Daily activities have an enormous effect on how we age. A diet rich in fruits and vegetables, regular physical activity, and maintaining an active social life all play an integral part in being well.
Staying hydrated is vitally important for seniors. To stay hydrated, they should drink fluids like water, low-fat milk products, unsweetened teas and coffee and other fluids that contain vitamin D and calcium fortification.
Engaging in regular exercise is integral to healthy aging. Exercise strengthens bones, prevents falls, improves sleep quality and overall enhances wellbeing and health.
Exercise helps relieve stress and elevate mood. Active seniors have lower risks for chronic diseases, depression and anxiety – plus they look and feel younger!
Exercise! Never wait another moment! Discuss with your physician which types of exercises are safe for you or join an enjoyable social workout such as walking club; yoga, tai chi or other forms of movement which promote balance and strength may also be suitable options.
2. Eat Right
Eating healthy is important no matter your age, but the importance increases dramatically during senior years.
A nutritious diet should include plenty of fresh fruits and vegetables, whole grains, lean protein sources and antioxidants – molecules which fight disease that protect against aging and many medical conditions.
Older adults often face difficulty accessing sufficient nutrition and calories due to difficulties chewing or swallowing food, decreased mobility that makes shopping and cooking challenging, changed smell and taste preferences and depression. While adjusting to new eating habits can help, finding physical activities and nutritional options that are enjoyable over time may make sticking with them easier.
3. Get Enough Sleep
Sleep is essential to healthy aging. Unfortunately, however, many older adults struggle to get enough restful sleep each night and this can leave them feeling fatigued and irritable throughout the day – as well as leading to health complications like high blood pressure or digestive problems.
Older adults can make simple adjustments to improve their sleep. By setting a regular sleeping schedule, limiting caffeine before bedtime and creating an environment in their bedroom that is dark, quiet and cool; older adults can increase the quality of their restful slumber.
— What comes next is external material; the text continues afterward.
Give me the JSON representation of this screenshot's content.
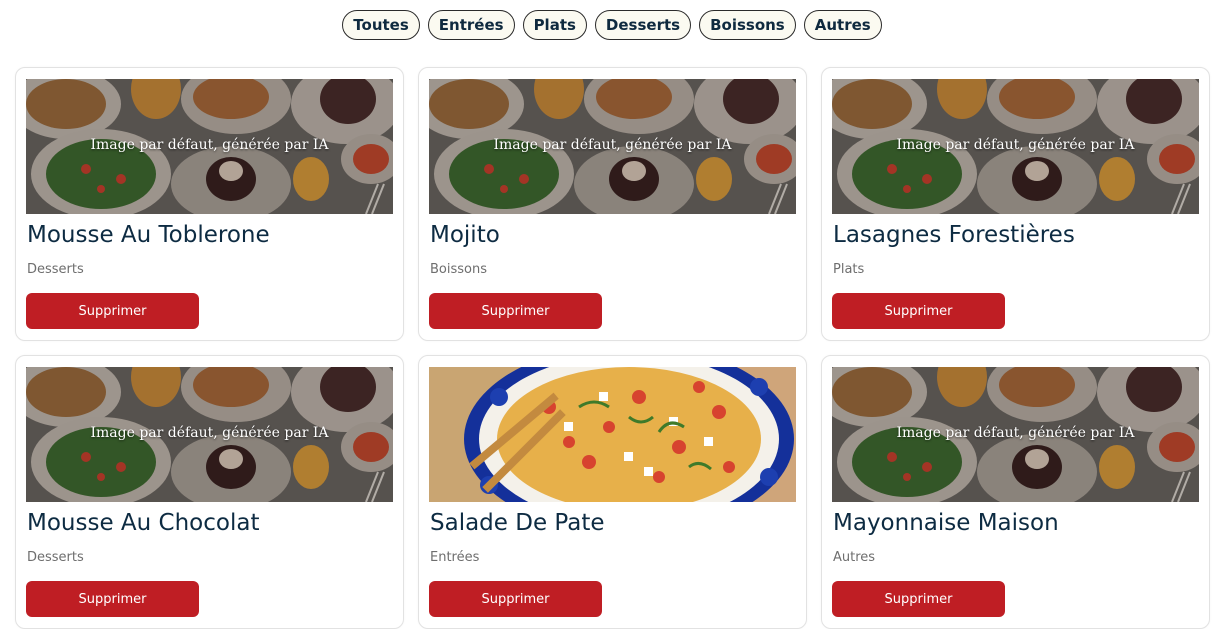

Should symptoms of sleep disorders such as excessive daytime drowsiness or snoring arise that require medical intervention (sleep apnea or dementia for example), consulting their physician immediately may also help.
4. Stay Active
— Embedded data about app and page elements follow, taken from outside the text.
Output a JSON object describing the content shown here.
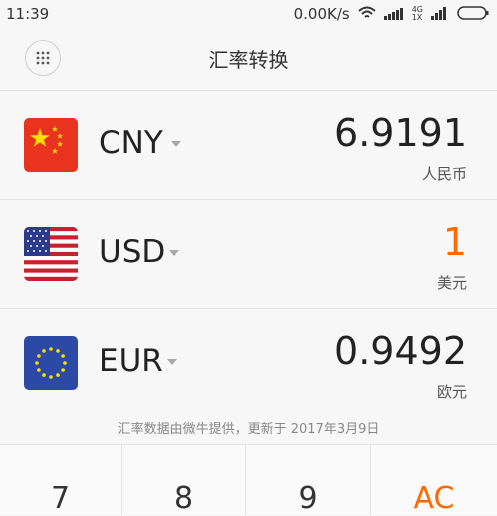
{
  "status": {
    "time": "11:39",
    "speed": "0.00K/s",
    "net1": "4G",
    "net2": "1X"
  },
  "header": {
    "title": "汇率转换"
  },
  "currencies": [
    {
      "code": "CNY",
      "value": "6.9191",
      "name": "人民币"
    },
    {
      "code": "USD",
      "value": "1",
      "name": "美元"
    },
    {
      "code": "EUR",
      "value": "0.9492",
      "name": "欧元"
    }
  ],
  "note": "汇率数据由微牛提供，更新于 2017年3月9日",
  "keypad": [
    "7",
    "8",
    "9",
    "AC"
  ],
  "colors": {
    "accent": "#ff6a00",
    "background": "#f7f7f7",
    "divider": "#e3e3e3"
  }
}
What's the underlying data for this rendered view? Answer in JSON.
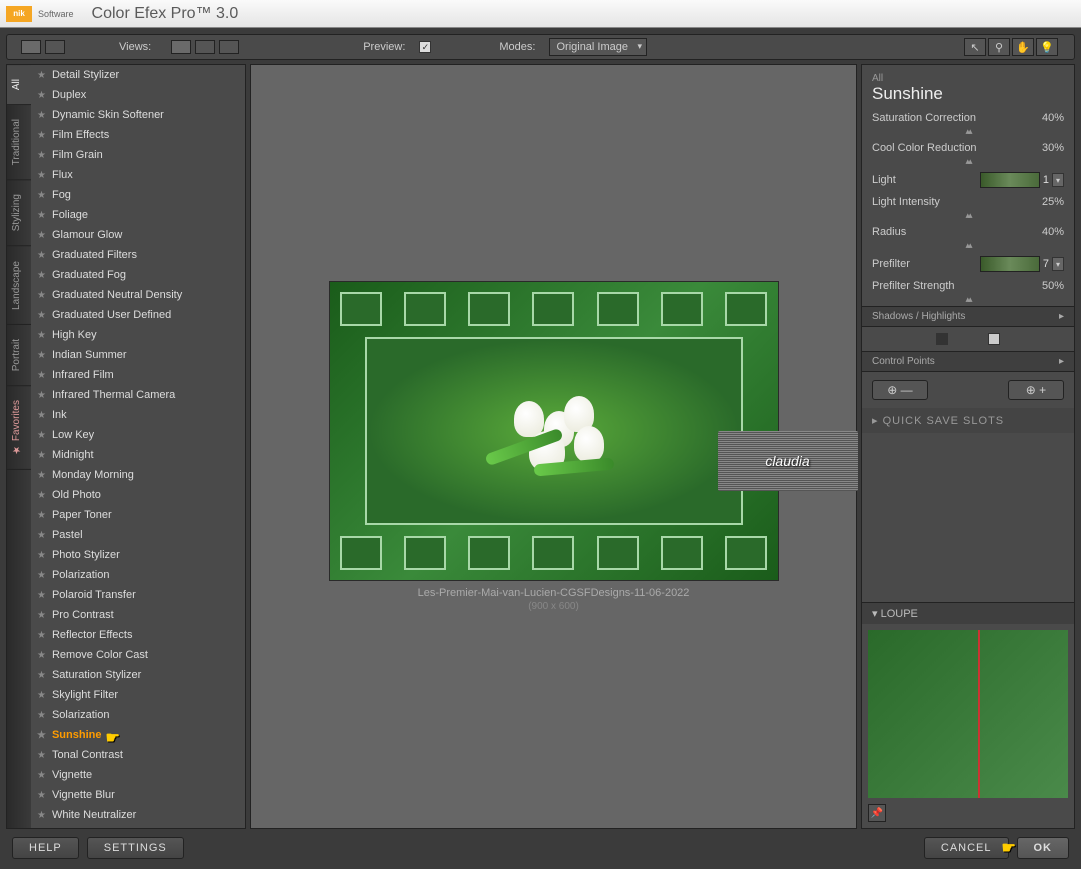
{
  "titlebar": {
    "nik": "nik",
    "brand": "Software",
    "app": "Color Efex Pro™ 3.0"
  },
  "toolbar": {
    "views": "Views:",
    "preview": "Preview:",
    "modes": "Modes:",
    "mode_selected": "Original Image"
  },
  "vtabs": [
    "All",
    "Traditional",
    "Stylizing",
    "Landscape",
    "Portrait",
    "Favorites"
  ],
  "filters": [
    "Detail Stylizer",
    "Duplex",
    "Dynamic Skin Softener",
    "Film Effects",
    "Film Grain",
    "Flux",
    "Fog",
    "Foliage",
    "Glamour Glow",
    "Graduated Filters",
    "Graduated Fog",
    "Graduated Neutral Density",
    "Graduated User Defined",
    "High Key",
    "Indian Summer",
    "Infrared Film",
    "Infrared Thermal Camera",
    "Ink",
    "Low Key",
    "Midnight",
    "Monday Morning",
    "Old Photo",
    "Paper Toner",
    "Pastel",
    "Photo Stylizer",
    "Polarization",
    "Polaroid Transfer",
    "Pro Contrast",
    "Reflector Effects",
    "Remove Color Cast",
    "Saturation Stylizer",
    "Skylight Filter",
    "Solarization",
    "Sunshine",
    "Tonal Contrast",
    "Vignette",
    "Vignette Blur",
    "White Neutralizer"
  ],
  "selected_filter": "Sunshine",
  "image": {
    "caption": "Les-Premier-Mai-van-Lucien-CGSFDesigns-11-06-2022",
    "dims": "(900 x 600)",
    "logo": "claudia"
  },
  "controls": {
    "header_small": "All",
    "header": "Sunshine",
    "sat_corr": {
      "label": "Saturation Correction",
      "value": "40%"
    },
    "cool_red": {
      "label": "Cool Color Reduction",
      "value": "30%"
    },
    "light": {
      "label": "Light",
      "preset": "1"
    },
    "light_int": {
      "label": "Light Intensity",
      "value": "25%"
    },
    "radius": {
      "label": "Radius",
      "value": "40%"
    },
    "prefilter": {
      "label": "Prefilter",
      "preset": "7"
    },
    "prefilter_str": {
      "label": "Prefilter Strength",
      "value": "50%"
    },
    "shadows": "Shadows / Highlights",
    "control_points": "Control Points",
    "quick_save": "QUICK SAVE SLOTS",
    "loupe": "LOUPE"
  },
  "bottom": {
    "help": "HELP",
    "settings": "SETTINGS",
    "cancel": "CANCEL",
    "ok": "OK"
  }
}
Maintaining adequate rest and physical activity are essential components of an active lifestyle for everyone, but especially so for seniors. An active lifestyle can bring significant life benefits that transform lives for years.
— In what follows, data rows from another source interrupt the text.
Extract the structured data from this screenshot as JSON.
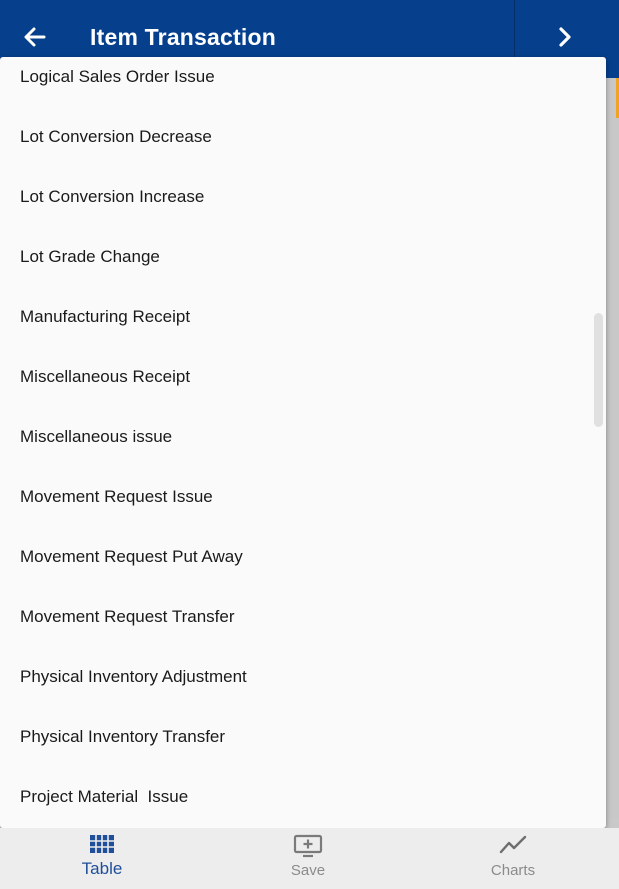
{
  "header": {
    "title": "Item Transaction",
    "background": "#063f8c"
  },
  "dropdown": {
    "options": [
      "Logical Sales Order Issue",
      "Lot Conversion Decrease",
      "Lot Conversion Increase",
      "Lot Grade Change",
      "Manufacturing Receipt",
      "Miscellaneous Receipt",
      "Miscellaneous issue",
      "Movement Request Issue",
      "Movement Request Put Away",
      "Movement Request Transfer",
      "Physical Inventory Adjustment",
      "Physical Inventory Transfer",
      "Project Material  Issue"
    ]
  },
  "bottom_nav": {
    "table_label": "Table",
    "save_label": "Save",
    "charts_label": "Charts",
    "active": "Table",
    "active_color": "#1f4f9a"
  }
}
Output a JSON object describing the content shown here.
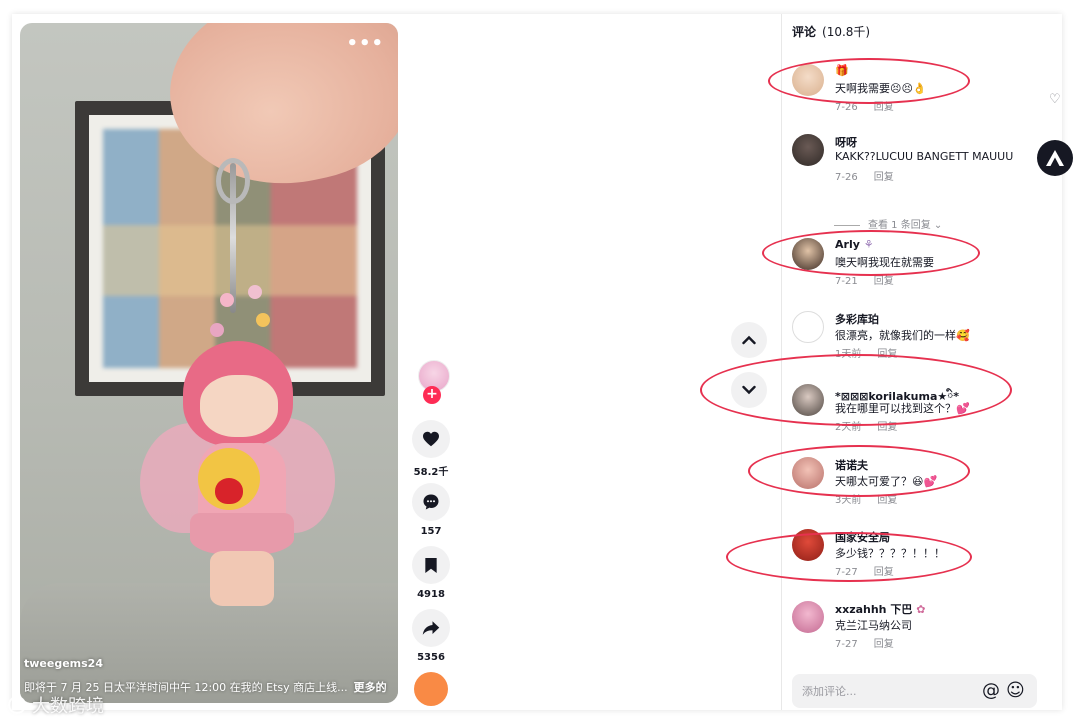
{
  "video": {
    "author": "tweegems24",
    "description": "即将于 7 月 25 日太平洋时间中午 12:00 在我的 Etsy 商店上线...",
    "more_label": "更多的",
    "menu_icon": "more-dots-icon"
  },
  "actions": {
    "likes": "58.2千",
    "comments": "157",
    "saves": "4918",
    "shares": "5356",
    "follow_label": "+"
  },
  "comments": {
    "title": "评论",
    "count": "(10.8千)",
    "items": [
      {
        "user": "",
        "text": "天啊我需要😣😣👌",
        "date": "7-26",
        "reply": "回复"
      },
      {
        "user": "呀呀",
        "text": "KAKK??LUCUU BANGETT MAUUU",
        "date": "7-26",
        "reply": "回复"
      },
      {
        "user": "Arly",
        "text": "噢天啊我现在就需要",
        "date": "7-21",
        "reply": "回复"
      },
      {
        "user": "多彩库珀",
        "text": "很漂亮，就像我们的一样🥰",
        "date": "1天前",
        "reply": "回复"
      },
      {
        "user": "*⊠⊠⊠korilakuma★ི*",
        "text": "我在哪里可以找到这个？💕",
        "date": "2天前",
        "reply": "回复"
      },
      {
        "user": "诺诺夫",
        "text": "天哪太可爱了？😆💕",
        "date": "3天前",
        "reply": "回复"
      },
      {
        "user": "国家安全局",
        "text": "多少钱？？？？！！！",
        "date": "7-27",
        "reply": "回复"
      },
      {
        "user": "xxzahhh 下巴",
        "text": "克兰江马纳公司",
        "date": "7-27",
        "reply": "回复"
      }
    ],
    "view_replies": "查看 1 条回复",
    "add_comment_placeholder": "添加评论...",
    "at_icon": "@",
    "emoji_icon": "☺"
  },
  "watermark": "大数跨境",
  "colors": {
    "accent": "#fe2c55",
    "annotation": "#e6314f",
    "music_disc": "#f98a45"
  }
}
Regular physical activity can help combat loneliness and depression, lower blood pressure and manage weight. Furthermore, engaging in regular activities can improve your mood while aiding sleep better at night.
Activities may range from walking and gardening, to taking water aerobics or yoga classes, and muscle-strengthening exercises twice every week can reduce falls risk while improving balance, as well as increase energy levels while relieving pain symptoms associated with illness. Discuss with your physician which are safest ways for you to remain active.
5. Maintain a Social Life
Social activities, such as group fitness classes, trips and events can help build a solid support system that seniors can lean on when the going gets rough. Plus, sharing exercise commitment makes sticking to an exercise regime simpler!
Hobbies can also provide seniors with another great way to socialize, as many enjoy cooking, sewing, gardening or playing card and board games with their peers.
Isolation and loneliness have been associated with increased risks of high blood pressure, heart disease, obesity and depression – encourage your older loved ones to spend time with family, friends and visiting neighbors regularly.
6. Stay Connected
Social engagement helps prevent a range of health conditions, including dementia, heart disease and high blood pressure. Seniors who regularly interact with family, friends and loved ones enjoy higher cognitive function and less risk for memory loss compared to those who don’t interact as often. Time spent together creates happy memories as well. Calls, video conferencing (like Skype) and emails are great ways of staying connected – try it yourself today.
Volunteering and joining group activities are great ways to build meaningful connections with other people. Studies show that volunteering can reduce depression, boost mood and extend lifespan.